Please return every line of the records below that holds the word "nickname".

※ ※ ※

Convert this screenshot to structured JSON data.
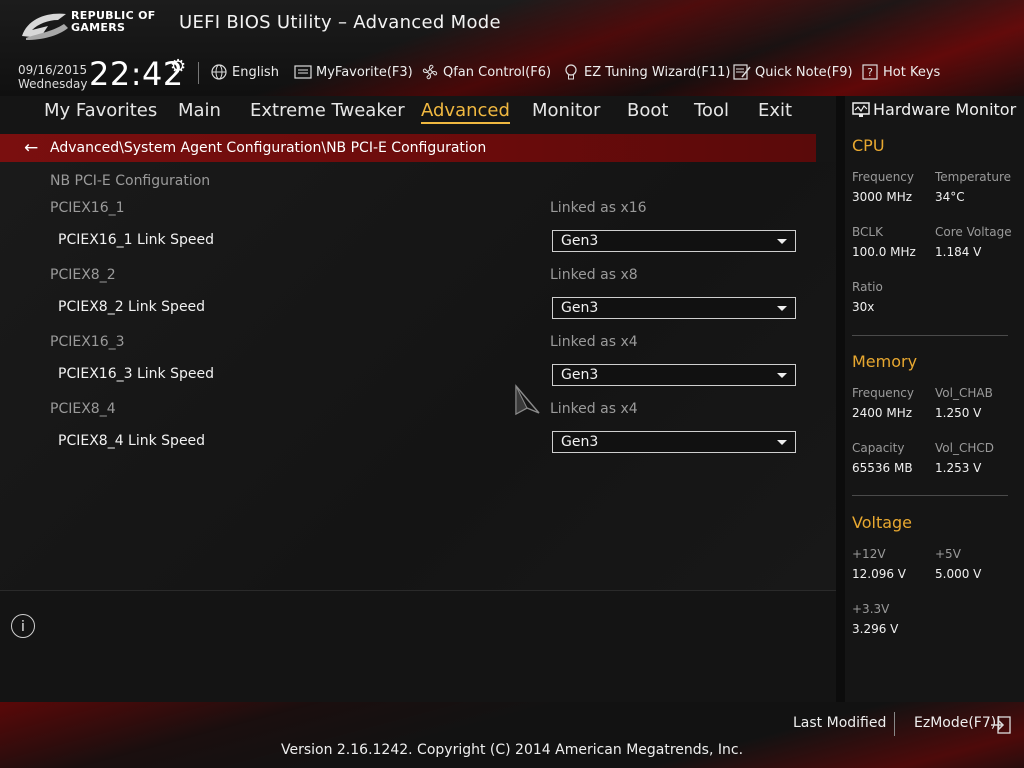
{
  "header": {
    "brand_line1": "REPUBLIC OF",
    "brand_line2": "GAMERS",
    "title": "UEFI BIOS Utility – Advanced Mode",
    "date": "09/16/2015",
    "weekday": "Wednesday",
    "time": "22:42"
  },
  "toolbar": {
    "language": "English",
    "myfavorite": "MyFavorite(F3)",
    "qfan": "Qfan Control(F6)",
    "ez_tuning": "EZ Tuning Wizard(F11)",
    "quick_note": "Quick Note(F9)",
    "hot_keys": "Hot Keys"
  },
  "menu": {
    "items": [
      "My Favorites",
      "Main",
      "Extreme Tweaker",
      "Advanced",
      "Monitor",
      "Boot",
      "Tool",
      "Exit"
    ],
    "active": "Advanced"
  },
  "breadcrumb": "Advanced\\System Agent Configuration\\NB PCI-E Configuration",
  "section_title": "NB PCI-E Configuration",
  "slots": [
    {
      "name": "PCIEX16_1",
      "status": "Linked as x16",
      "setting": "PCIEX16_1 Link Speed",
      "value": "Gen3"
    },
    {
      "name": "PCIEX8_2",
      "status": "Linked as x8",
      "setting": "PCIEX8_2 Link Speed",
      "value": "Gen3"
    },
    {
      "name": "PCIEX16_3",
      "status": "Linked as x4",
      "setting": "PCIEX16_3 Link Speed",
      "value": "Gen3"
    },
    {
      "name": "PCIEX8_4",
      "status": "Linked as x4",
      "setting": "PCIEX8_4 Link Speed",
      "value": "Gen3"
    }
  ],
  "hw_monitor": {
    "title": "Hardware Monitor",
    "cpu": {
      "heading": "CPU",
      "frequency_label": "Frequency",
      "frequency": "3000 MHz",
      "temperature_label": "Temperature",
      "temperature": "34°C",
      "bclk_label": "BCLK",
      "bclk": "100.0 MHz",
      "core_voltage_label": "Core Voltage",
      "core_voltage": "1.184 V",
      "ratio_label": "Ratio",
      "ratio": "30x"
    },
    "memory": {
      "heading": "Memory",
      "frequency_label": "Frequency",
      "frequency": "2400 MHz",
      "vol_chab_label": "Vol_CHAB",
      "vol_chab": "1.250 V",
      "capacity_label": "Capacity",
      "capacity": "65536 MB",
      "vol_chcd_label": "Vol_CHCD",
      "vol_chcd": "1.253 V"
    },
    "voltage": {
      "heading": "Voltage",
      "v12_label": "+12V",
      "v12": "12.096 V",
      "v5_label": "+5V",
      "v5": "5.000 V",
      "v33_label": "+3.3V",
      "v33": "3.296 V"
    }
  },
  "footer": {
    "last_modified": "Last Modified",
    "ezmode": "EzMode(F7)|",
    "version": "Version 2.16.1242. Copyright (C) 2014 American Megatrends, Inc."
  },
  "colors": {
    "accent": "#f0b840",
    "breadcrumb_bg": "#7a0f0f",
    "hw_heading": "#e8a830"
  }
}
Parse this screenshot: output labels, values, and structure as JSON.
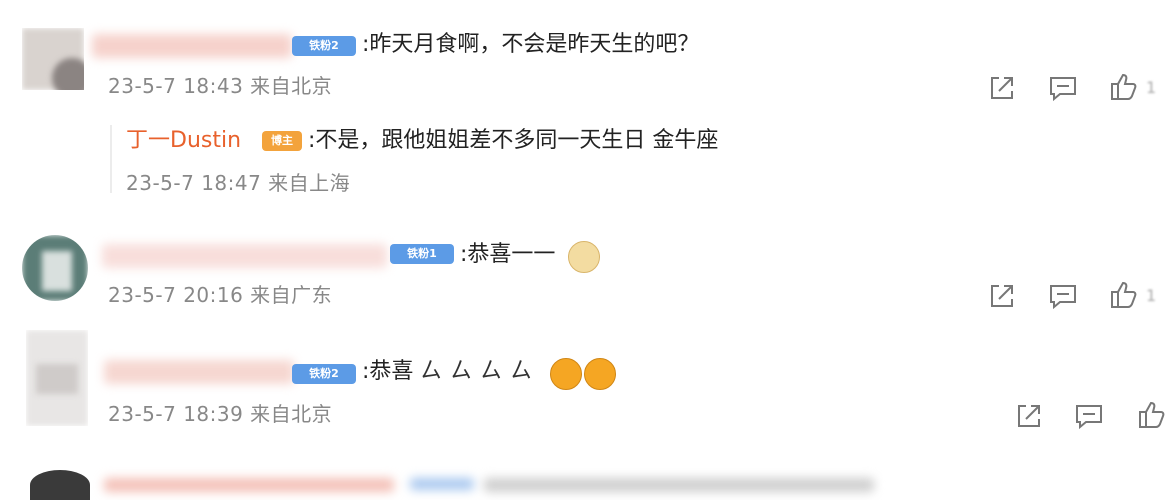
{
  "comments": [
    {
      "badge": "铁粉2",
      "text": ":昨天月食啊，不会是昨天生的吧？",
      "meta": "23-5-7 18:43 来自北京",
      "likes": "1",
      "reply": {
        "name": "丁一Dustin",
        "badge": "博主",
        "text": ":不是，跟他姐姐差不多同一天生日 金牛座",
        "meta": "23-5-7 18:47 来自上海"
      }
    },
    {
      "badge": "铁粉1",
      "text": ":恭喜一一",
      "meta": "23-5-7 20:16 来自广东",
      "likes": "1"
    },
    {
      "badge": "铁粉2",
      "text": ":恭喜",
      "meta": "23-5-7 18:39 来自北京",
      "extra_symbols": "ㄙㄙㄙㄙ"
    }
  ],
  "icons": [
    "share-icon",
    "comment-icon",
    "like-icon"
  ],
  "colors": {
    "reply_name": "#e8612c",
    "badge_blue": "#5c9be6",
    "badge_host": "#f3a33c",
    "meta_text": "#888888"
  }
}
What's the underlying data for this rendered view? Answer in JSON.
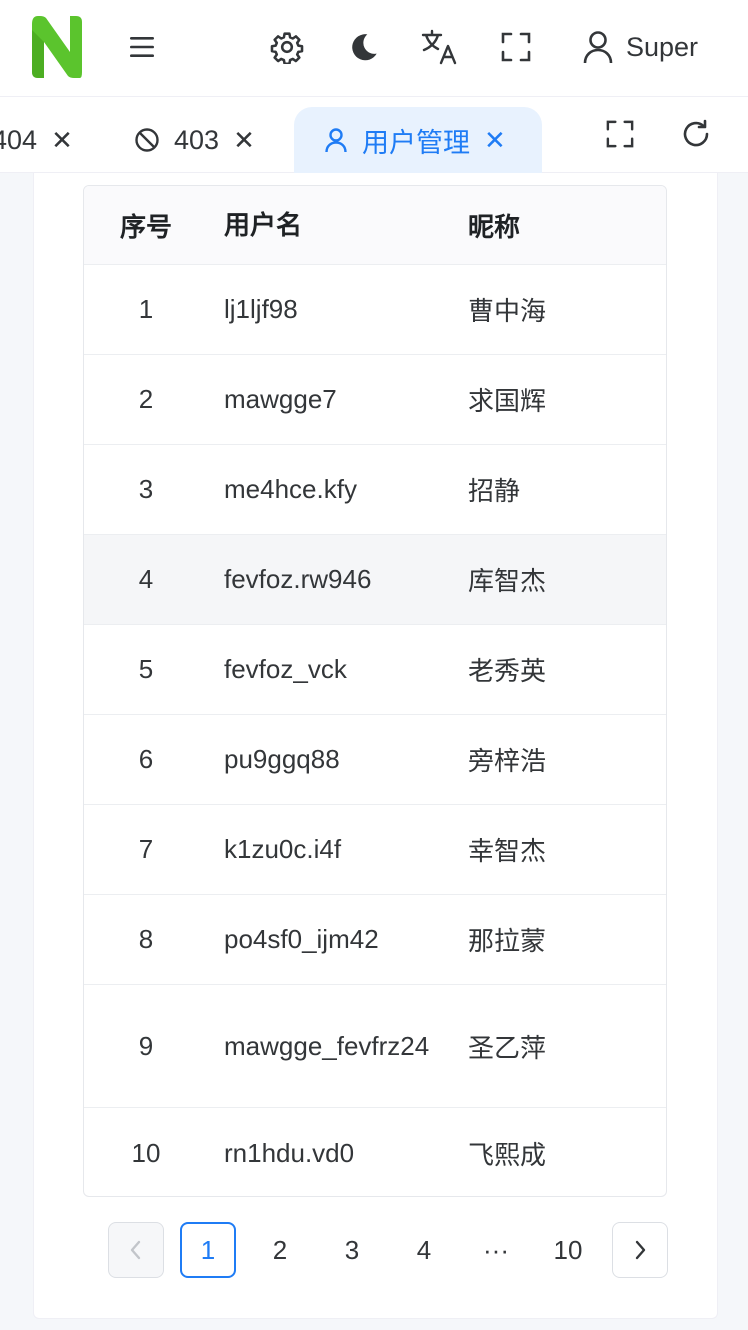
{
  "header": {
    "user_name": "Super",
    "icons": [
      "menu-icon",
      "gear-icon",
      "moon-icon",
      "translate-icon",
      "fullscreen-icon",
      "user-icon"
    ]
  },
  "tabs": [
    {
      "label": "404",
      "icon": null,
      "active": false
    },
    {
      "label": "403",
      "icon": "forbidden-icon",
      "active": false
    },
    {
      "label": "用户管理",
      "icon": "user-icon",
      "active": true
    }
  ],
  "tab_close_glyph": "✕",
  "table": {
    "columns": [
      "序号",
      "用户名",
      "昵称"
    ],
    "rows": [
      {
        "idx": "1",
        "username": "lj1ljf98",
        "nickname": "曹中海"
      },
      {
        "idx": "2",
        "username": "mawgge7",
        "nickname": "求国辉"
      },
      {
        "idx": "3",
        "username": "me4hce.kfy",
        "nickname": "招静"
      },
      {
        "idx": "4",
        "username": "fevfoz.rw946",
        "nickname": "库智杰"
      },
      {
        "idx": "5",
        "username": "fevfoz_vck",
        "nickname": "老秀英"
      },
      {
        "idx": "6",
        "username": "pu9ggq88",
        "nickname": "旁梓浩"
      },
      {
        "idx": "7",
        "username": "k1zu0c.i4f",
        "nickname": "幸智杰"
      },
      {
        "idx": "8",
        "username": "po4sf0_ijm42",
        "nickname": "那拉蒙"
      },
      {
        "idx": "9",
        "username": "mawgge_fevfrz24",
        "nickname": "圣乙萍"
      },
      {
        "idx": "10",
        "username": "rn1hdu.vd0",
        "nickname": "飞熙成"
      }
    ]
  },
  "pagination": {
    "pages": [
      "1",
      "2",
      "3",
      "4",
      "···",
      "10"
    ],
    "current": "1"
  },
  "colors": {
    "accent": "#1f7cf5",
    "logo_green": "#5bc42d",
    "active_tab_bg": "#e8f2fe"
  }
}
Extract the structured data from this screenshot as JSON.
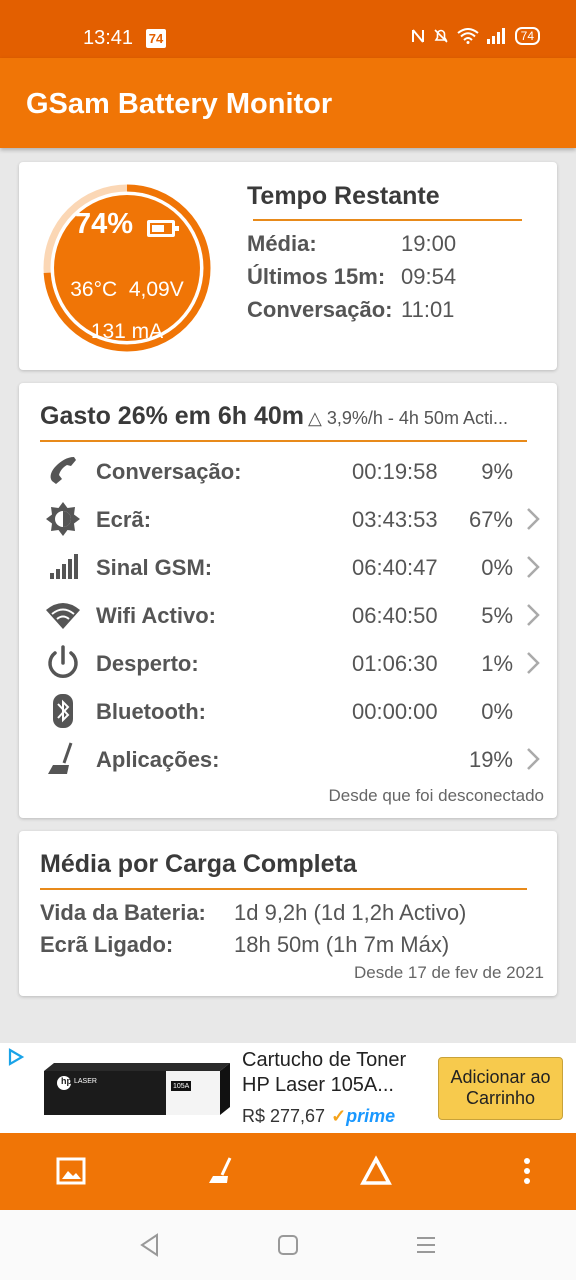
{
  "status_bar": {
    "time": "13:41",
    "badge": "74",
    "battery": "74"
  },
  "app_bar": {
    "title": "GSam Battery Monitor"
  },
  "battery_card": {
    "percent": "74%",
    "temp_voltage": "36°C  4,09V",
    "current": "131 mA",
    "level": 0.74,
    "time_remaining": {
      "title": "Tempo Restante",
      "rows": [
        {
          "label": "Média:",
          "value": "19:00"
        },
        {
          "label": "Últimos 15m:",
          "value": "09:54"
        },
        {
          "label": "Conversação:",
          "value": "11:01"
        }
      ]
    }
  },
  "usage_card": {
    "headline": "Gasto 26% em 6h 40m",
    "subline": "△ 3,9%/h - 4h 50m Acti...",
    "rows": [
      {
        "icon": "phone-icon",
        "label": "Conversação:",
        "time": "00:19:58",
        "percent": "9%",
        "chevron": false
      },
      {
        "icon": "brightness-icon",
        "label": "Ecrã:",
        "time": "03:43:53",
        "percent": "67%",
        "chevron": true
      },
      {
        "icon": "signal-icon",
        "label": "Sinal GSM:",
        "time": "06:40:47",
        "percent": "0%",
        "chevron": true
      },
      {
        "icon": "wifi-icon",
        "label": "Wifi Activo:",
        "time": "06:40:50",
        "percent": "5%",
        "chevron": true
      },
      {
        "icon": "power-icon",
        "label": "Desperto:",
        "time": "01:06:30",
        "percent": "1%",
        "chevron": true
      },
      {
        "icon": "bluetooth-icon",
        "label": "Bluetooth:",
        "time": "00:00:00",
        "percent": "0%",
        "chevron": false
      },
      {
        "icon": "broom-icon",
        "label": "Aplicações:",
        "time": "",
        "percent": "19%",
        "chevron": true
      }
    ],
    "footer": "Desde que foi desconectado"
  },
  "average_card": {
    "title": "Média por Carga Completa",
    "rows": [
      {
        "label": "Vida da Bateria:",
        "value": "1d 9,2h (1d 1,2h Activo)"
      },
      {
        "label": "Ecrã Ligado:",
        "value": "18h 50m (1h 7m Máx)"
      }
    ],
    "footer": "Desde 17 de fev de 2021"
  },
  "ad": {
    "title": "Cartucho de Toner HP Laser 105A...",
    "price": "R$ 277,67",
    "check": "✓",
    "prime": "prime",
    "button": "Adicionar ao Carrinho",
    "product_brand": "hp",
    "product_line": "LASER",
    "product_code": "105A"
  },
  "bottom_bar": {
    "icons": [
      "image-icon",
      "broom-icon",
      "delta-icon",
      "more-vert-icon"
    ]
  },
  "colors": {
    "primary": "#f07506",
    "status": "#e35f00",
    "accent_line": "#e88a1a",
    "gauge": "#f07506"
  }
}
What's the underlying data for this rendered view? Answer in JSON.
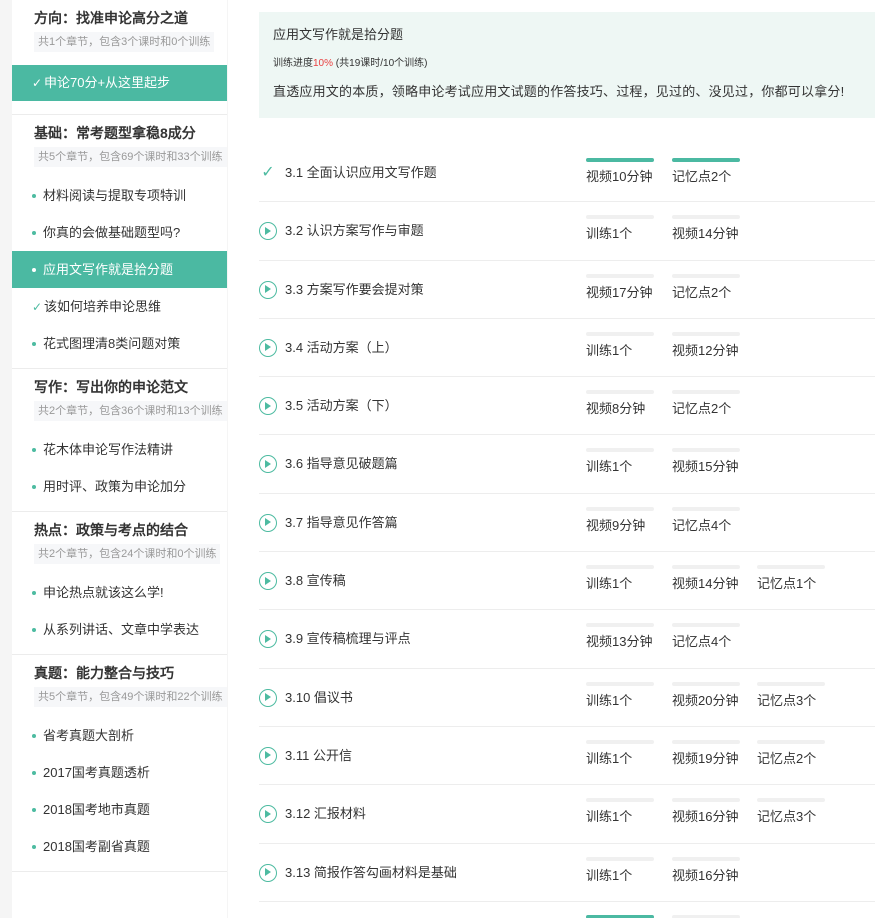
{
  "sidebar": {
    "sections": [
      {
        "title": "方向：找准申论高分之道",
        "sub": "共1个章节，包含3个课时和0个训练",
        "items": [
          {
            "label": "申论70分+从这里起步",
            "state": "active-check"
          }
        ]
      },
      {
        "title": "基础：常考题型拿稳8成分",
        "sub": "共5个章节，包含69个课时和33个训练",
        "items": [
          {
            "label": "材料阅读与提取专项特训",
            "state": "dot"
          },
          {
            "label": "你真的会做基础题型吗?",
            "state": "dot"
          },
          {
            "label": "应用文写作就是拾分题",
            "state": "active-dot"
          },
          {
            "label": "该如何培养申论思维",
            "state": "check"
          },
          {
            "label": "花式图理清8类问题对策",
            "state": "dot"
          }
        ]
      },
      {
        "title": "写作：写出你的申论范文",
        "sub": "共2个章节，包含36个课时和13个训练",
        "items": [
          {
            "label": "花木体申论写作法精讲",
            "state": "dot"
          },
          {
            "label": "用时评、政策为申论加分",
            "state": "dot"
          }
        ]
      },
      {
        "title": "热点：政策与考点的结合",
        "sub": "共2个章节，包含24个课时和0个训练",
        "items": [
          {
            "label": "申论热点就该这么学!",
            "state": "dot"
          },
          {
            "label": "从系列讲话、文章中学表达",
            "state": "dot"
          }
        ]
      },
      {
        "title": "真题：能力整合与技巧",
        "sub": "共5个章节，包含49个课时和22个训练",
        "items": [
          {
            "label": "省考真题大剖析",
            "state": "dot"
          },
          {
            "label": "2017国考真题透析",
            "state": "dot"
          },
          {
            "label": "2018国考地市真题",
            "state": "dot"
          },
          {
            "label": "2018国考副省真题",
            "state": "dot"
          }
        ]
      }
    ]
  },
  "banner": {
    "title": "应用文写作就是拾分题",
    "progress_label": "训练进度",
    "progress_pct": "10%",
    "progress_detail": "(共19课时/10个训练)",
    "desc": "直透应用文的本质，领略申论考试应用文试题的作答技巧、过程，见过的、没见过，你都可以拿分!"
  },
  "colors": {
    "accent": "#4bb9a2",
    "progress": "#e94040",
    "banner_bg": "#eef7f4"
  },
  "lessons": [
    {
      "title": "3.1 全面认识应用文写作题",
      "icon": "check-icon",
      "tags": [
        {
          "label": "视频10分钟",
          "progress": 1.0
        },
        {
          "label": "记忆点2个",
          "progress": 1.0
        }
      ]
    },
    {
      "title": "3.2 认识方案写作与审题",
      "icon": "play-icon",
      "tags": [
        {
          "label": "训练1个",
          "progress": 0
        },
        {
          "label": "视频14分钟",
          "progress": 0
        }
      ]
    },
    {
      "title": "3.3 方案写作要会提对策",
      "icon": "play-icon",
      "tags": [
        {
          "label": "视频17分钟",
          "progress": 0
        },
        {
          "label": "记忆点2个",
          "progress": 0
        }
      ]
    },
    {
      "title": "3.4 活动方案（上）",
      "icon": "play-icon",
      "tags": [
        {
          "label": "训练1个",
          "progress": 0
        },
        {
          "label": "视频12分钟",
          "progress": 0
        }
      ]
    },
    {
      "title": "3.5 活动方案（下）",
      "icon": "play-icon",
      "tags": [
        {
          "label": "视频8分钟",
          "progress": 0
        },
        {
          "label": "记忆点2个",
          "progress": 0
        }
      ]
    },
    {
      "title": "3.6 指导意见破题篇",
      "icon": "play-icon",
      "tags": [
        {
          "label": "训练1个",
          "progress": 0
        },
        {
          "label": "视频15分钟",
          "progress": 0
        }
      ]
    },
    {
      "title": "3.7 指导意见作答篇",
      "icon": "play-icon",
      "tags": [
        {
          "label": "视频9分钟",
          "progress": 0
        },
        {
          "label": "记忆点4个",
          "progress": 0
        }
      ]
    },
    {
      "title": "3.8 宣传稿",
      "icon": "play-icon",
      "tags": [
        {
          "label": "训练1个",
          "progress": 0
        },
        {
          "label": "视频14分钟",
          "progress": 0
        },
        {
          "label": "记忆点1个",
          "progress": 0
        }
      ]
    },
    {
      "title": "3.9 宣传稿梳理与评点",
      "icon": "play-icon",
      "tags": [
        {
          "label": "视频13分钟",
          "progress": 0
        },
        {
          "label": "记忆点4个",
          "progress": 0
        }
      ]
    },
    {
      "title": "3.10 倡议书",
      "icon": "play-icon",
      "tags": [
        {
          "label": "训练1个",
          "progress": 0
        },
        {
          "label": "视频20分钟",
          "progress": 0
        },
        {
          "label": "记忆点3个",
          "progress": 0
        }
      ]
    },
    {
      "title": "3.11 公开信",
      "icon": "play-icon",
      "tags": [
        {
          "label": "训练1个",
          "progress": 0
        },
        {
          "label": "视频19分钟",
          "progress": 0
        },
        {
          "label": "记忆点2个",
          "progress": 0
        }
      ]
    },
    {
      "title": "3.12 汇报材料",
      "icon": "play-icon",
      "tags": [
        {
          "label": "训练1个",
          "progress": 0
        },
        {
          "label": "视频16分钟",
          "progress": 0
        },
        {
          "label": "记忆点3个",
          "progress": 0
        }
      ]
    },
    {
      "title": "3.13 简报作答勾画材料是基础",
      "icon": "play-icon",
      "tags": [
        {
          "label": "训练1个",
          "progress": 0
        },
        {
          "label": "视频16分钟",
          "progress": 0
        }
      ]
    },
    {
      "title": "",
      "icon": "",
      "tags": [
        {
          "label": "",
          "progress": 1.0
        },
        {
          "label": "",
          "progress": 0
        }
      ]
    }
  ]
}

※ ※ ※

__Problem solution__.
        "nickname": "曹中海"
        "nickname": "求国辉"
        "nickname": "招静"
        "nickname": "库智杰"
        "nickname": "老秀英"
        "nickname": "旁梓浩"
        "nickname": "幸智杰"
        "nickname": "那拉蒙"
        "nickname": "圣乙萍"
        "nickname": "飞熙成"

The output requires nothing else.